======== DATA RECORDS ========

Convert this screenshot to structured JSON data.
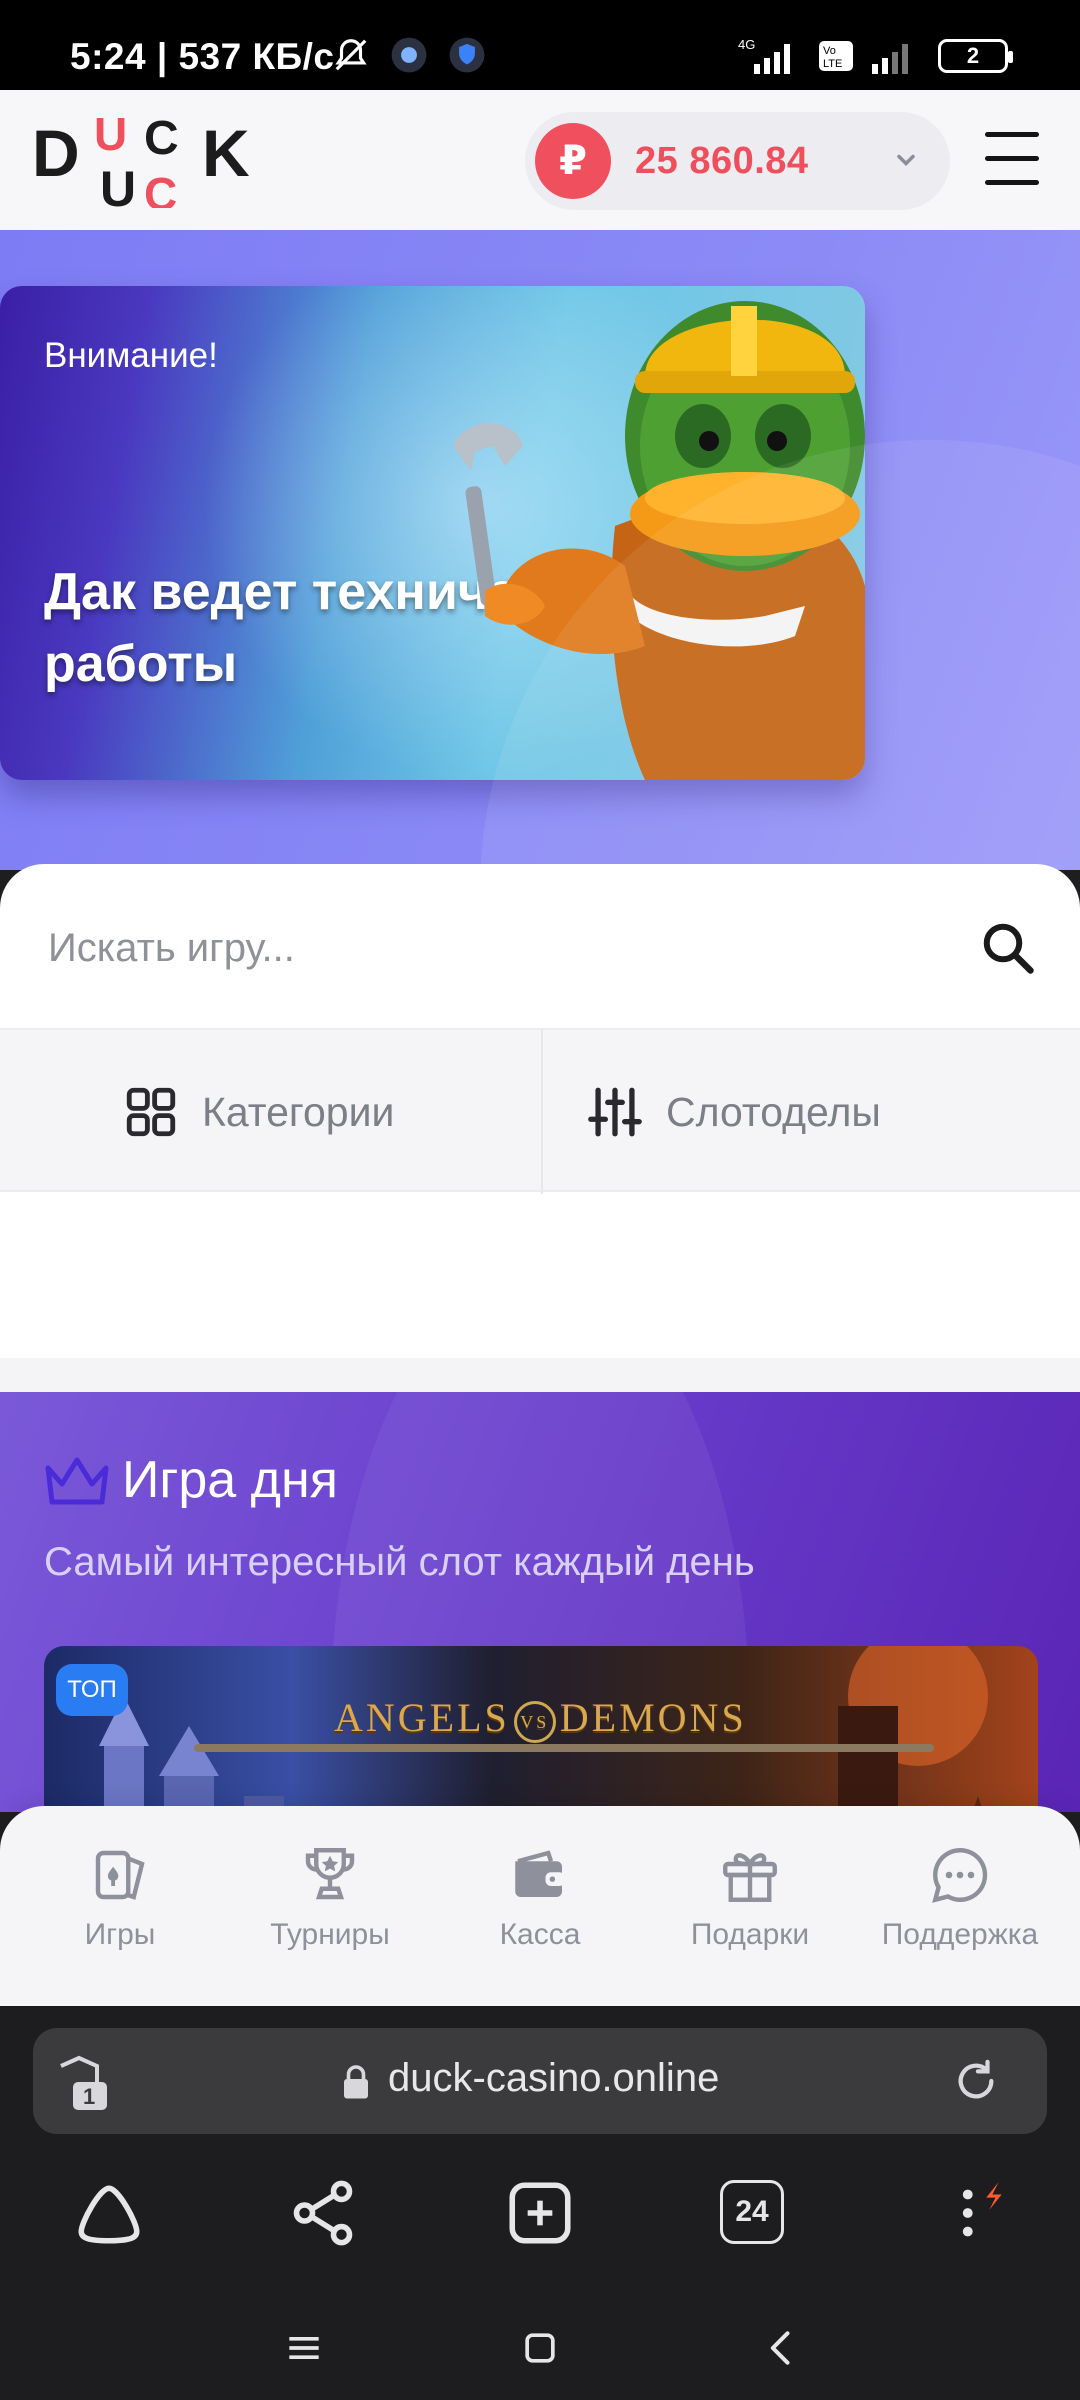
{
  "status_bar": {
    "time_speed": "5:24 | 537 КБ/с",
    "network_left": "4G",
    "volte": "Vo LTE",
    "battery": "2"
  },
  "header": {
    "logo_text": "DUCK",
    "balance_currency": "₽",
    "balance": "25 860.84"
  },
  "banner": {
    "kicker": "Внимание!",
    "title": "Дак ведет технические работы"
  },
  "search": {
    "placeholder": "Искать игру..."
  },
  "filters": {
    "categories": "Категории",
    "providers": "Слотоделы"
  },
  "game_of_day": {
    "title": "Игра дня",
    "subtitle": "Самый интересный слот каждый день",
    "badge": "ТОП",
    "game_logo_left": "ANGELS",
    "game_logo_vs": "VS",
    "game_logo_right": "DEMONS"
  },
  "site_nav": [
    {
      "label": "Игры",
      "icon": "cards-icon"
    },
    {
      "label": "Турниры",
      "icon": "trophy-icon"
    },
    {
      "label": "Касса",
      "icon": "wallet-icon"
    },
    {
      "label": "Подарки",
      "icon": "gift-icon"
    },
    {
      "label": "Поддержка",
      "icon": "chat-icon"
    }
  ],
  "browser": {
    "tab_count": "1",
    "url": "duck-casino.online",
    "tabs_counter": "24"
  },
  "colors": {
    "accent_red": "#ef4f5d",
    "promo_purple": "#8483f5",
    "gotd_purple": "#6a3fcd",
    "badge_blue": "#2a7cf2"
  }
}
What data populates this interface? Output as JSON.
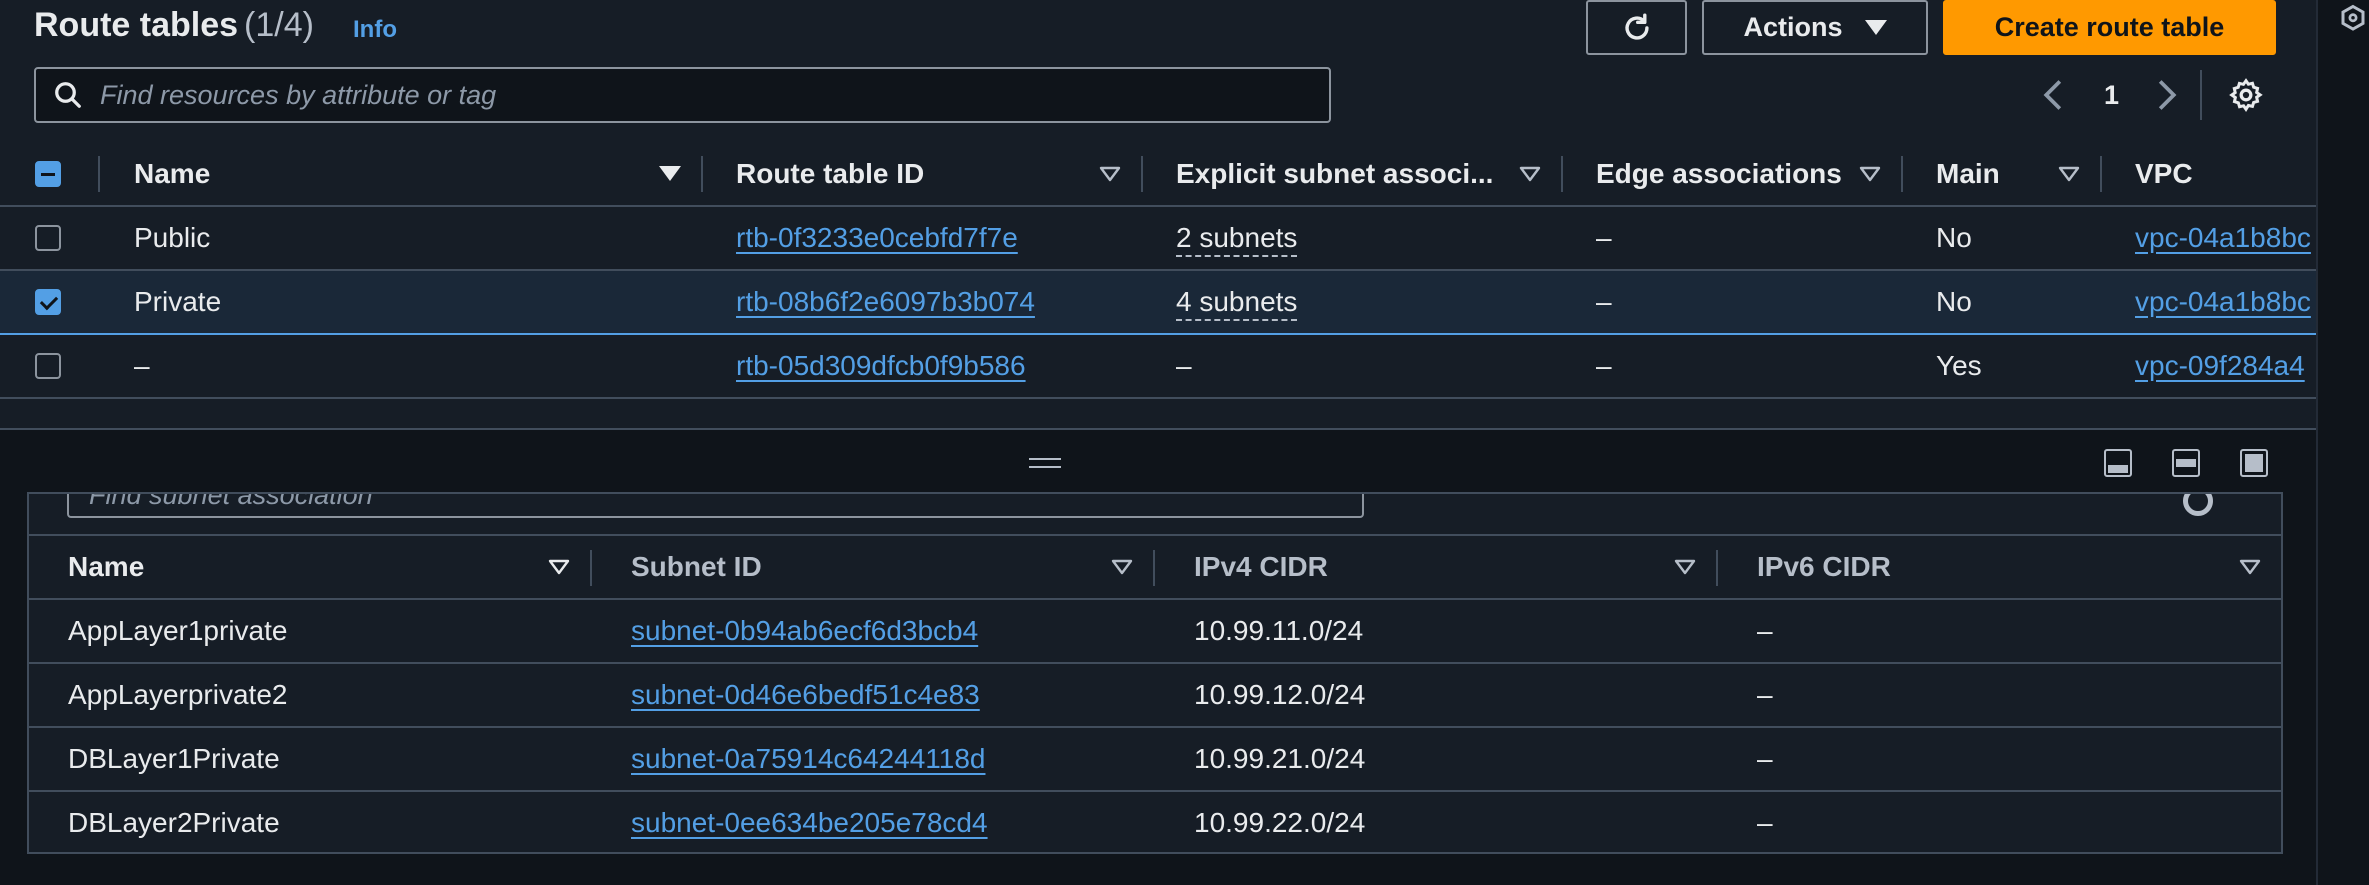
{
  "header": {
    "title": "Route tables",
    "count": "(1/4)",
    "info": "Info"
  },
  "toolbar": {
    "actions_label": "Actions",
    "create_label": "Create route table"
  },
  "search": {
    "placeholder": "Find resources by attribute or tag"
  },
  "pagination": {
    "page": "1"
  },
  "route_table": {
    "columns": [
      "Name",
      "Route table ID",
      "Explicit subnet associ...",
      "Edge associations",
      "Main",
      "VPC"
    ],
    "rows": [
      {
        "name": "Public",
        "id": "rtb-0f3233e0cebfd7f7e",
        "subnets": "2 subnets",
        "edge": "–",
        "main": "No",
        "vpc": "vpc-04a1b8bc",
        "selected": false
      },
      {
        "name": "Private",
        "id": "rtb-08b6f2e6097b3b074",
        "subnets": "4 subnets",
        "edge": "–",
        "main": "No",
        "vpc": "vpc-04a1b8bc",
        "selected": true
      },
      {
        "name": "–",
        "id": "rtb-05d309dfcb0f9b586",
        "subnets": "–",
        "edge": "–",
        "main": "Yes",
        "vpc": "vpc-09f284a4",
        "selected": false
      }
    ]
  },
  "subnet_panel": {
    "search_placeholder": "Find subnet association",
    "columns": [
      "Name",
      "Subnet ID",
      "IPv4 CIDR",
      "IPv6 CIDR"
    ],
    "rows": [
      {
        "name": "AppLayer1private",
        "subnet_id": "subnet-0b94ab6ecf6d3bcb4",
        "ipv4": "10.99.11.0/24",
        "ipv6": "–"
      },
      {
        "name": "AppLayerprivate2",
        "subnet_id": "subnet-0d46e6bedf51c4e83",
        "ipv4": "10.99.12.0/24",
        "ipv6": "–"
      },
      {
        "name": "DBLayer1Private",
        "subnet_id": "subnet-0a75914c64244118d",
        "ipv4": "10.99.21.0/24",
        "ipv6": "–"
      },
      {
        "name": "DBLayer2Private",
        "subnet_id": "subnet-0ee634be205e78cd4",
        "ipv4": "10.99.22.0/24",
        "ipv6": "–"
      }
    ]
  },
  "colors": {
    "accent": "#ff9900",
    "link": "#539fe5",
    "background": "#161d26"
  }
}
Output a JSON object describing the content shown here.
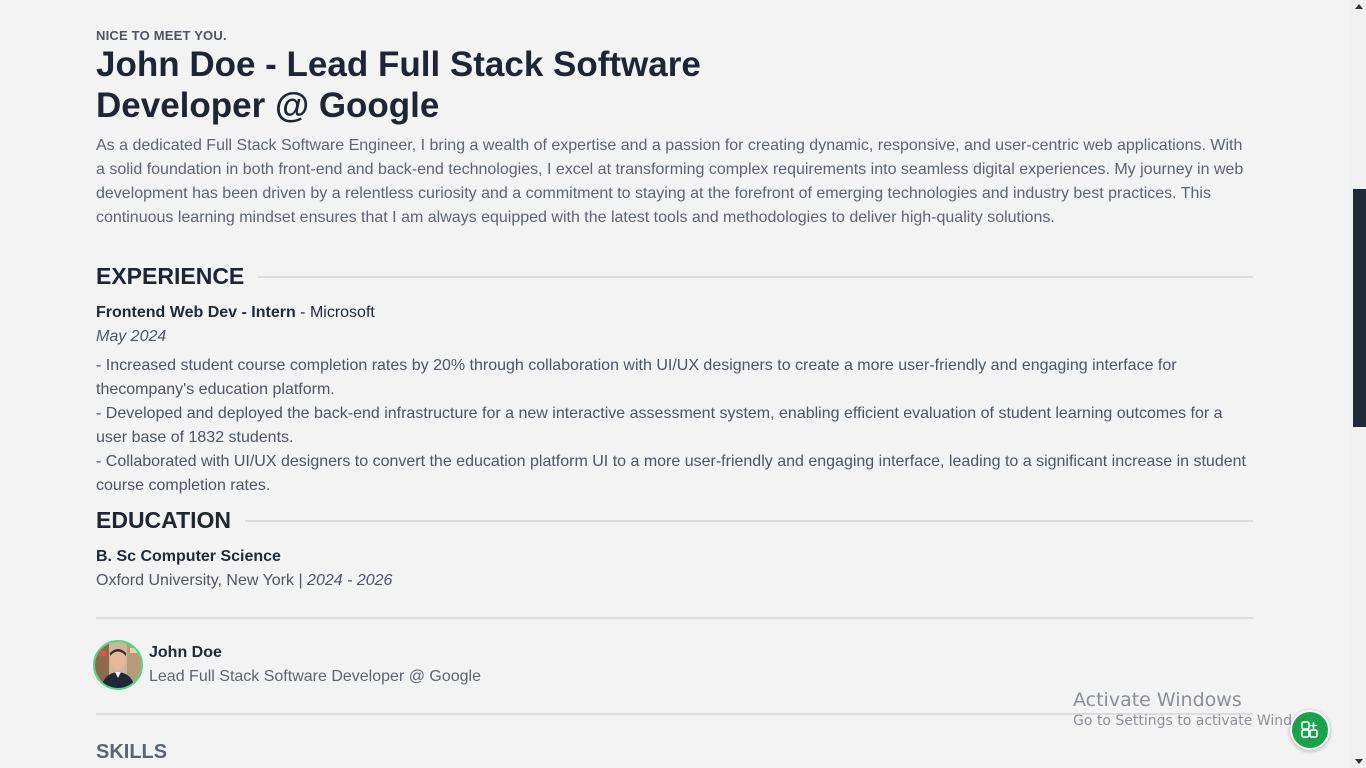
{
  "intro": {
    "eyebrow": "NICE TO MEET YOU.",
    "title": "John Doe - Lead Full Stack Software Developer @ Google",
    "bio": "As a dedicated Full Stack Software Engineer, I bring a wealth of expertise and a passion for creating dynamic, responsive, and user-centric web applications. With a solid foundation in both front-end and back-end technologies, I excel at transforming complex requirements into seamless digital experiences. My journey in web development has been driven by a relentless curiosity and a commitment to staying at the forefront of emerging technologies and industry best practices. This continuous learning mindset ensures that I am always equipped with the latest tools and methodologies to deliver high-quality solutions."
  },
  "experience": {
    "heading": "EXPERIENCE",
    "items": [
      {
        "title": "Frontend Web Dev - Intern",
        "separator": " - ",
        "company": "Microsoft",
        "date": "May 2024",
        "bullets": [
          "- Increased student course completion rates by 20% through collaboration with UI/UX designers to create a more user-friendly and engaging interface for thecompany's education platform.",
          "- Developed and deployed the back-end infrastructure for a new interactive assessment system, enabling efficient evaluation of student learning outcomes for a user base of 1832 students.",
          "- Collaborated with UI/UX designers to convert the education platform UI to a more user-friendly and engaging interface, leading to a significant increase in student course completion rates."
        ]
      }
    ]
  },
  "education": {
    "heading": "EDUCATION",
    "items": [
      {
        "degree": "B. Sc Computer Science",
        "school": "Oxford University, New York | ",
        "years": "2024 - 2026"
      }
    ]
  },
  "profile": {
    "name": "John Doe",
    "role": "Lead Full Stack Software Developer @ Google"
  },
  "skills": {
    "heading": "SKILLS"
  },
  "watermark": {
    "title": "Activate Windows",
    "subtitle": "Go to Settings to activate Windows."
  },
  "colors": {
    "background": "#f3f3f3",
    "heading": "#1e2533",
    "muted": "#5b6470",
    "accent": "#16a34a",
    "avatar_ring": "#4ade80",
    "scroll_thumb": "#1f2937"
  },
  "icons": {
    "fab": "apps-plus-icon",
    "avatar": "user-photo"
  }
}
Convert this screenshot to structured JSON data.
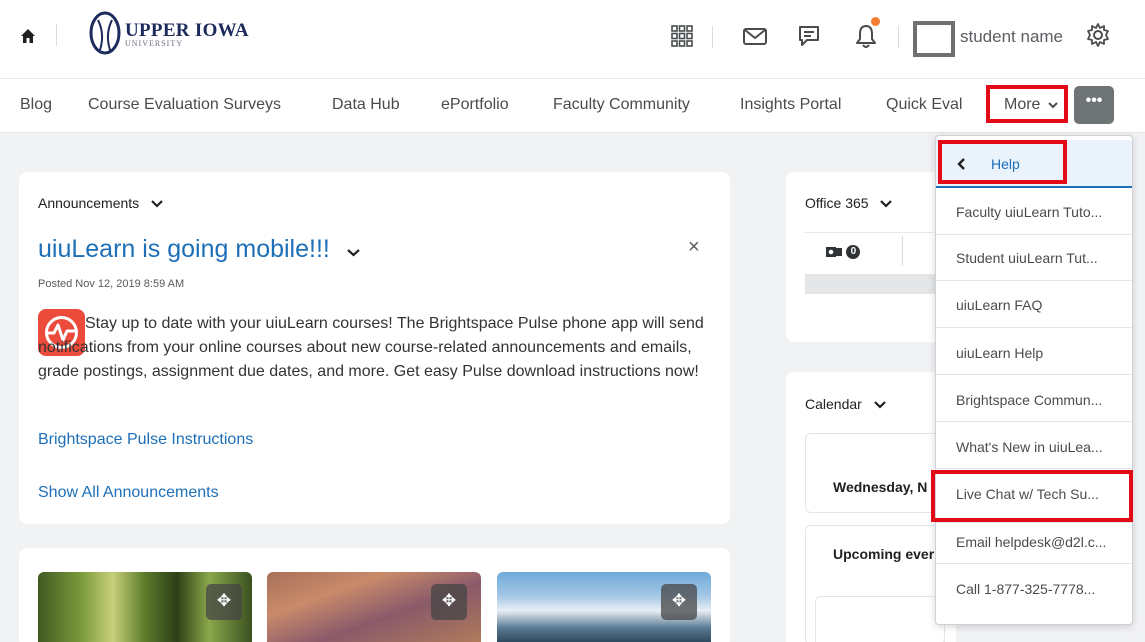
{
  "header": {
    "logo_title": "UPPER IOWA",
    "logo_subtitle": "UNIVERSITY",
    "username": "student name",
    "icons": [
      "home-icon",
      "apps-grid-icon",
      "mail-icon",
      "chat-icon",
      "bell-icon",
      "gear-icon"
    ],
    "notification_dot_color": "#f47d30"
  },
  "nav": {
    "items": [
      "Blog",
      "Course Evaluation Surveys",
      "Data Hub",
      "ePortfolio",
      "Faculty Community",
      "Insights Portal",
      "Quick Eval"
    ],
    "more_label": "More",
    "dots_label": "•••"
  },
  "announcements": {
    "header": "Announcements",
    "title": "uiuLearn is going mobile!!!",
    "posted": "Posted Nov 12, 2019 8:59 AM",
    "body": "Stay up to date with your uiuLearn courses! The Brightspace Pulse phone app will send notifications from your online courses about new course-related announcements and emails, grade postings, assignment due dates, and more. Get easy Pulse download instructions now!",
    "link": "Brightspace Pulse Instructions",
    "show_all": "Show All Announcements",
    "close": "×"
  },
  "office365": {
    "header": "Office 365",
    "count": "0"
  },
  "calendar": {
    "header": "Calendar",
    "day": "Wednesday, N",
    "upcoming": "Upcoming ever"
  },
  "dropdown": {
    "back_label": "Help",
    "items": [
      "Faculty uiuLearn Tuto...",
      "Student uiuLearn Tut...",
      "uiuLearn FAQ",
      "uiuLearn Help",
      "Brightspace Commun...",
      "What's New in uiuLea...",
      "Live Chat w/ Tech Su...",
      "Email helpdesk@d2l.c...",
      "Call 1-877-325-7778..."
    ]
  },
  "colors": {
    "link": "#1d6fb8",
    "highlight": "#e30b17",
    "background": "#f1f2f4"
  }
}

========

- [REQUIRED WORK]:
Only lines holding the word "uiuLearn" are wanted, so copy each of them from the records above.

- [RESULT FOR THIS TASK]:
    "title": "uiuLearn is going mobile!!!",
    "body": "Stay up to date with your uiuLearn courses! The Brightspace Pulse phone app will send notifications from your online courses about new course-related announcements and emails, grade postings, assignment due dates, and more. Get easy Pulse download instructions now!",
      "Faculty uiuLearn Tuto...",
      "Student uiuLearn Tut...",
      "uiuLearn FAQ",
      "uiuLearn Help",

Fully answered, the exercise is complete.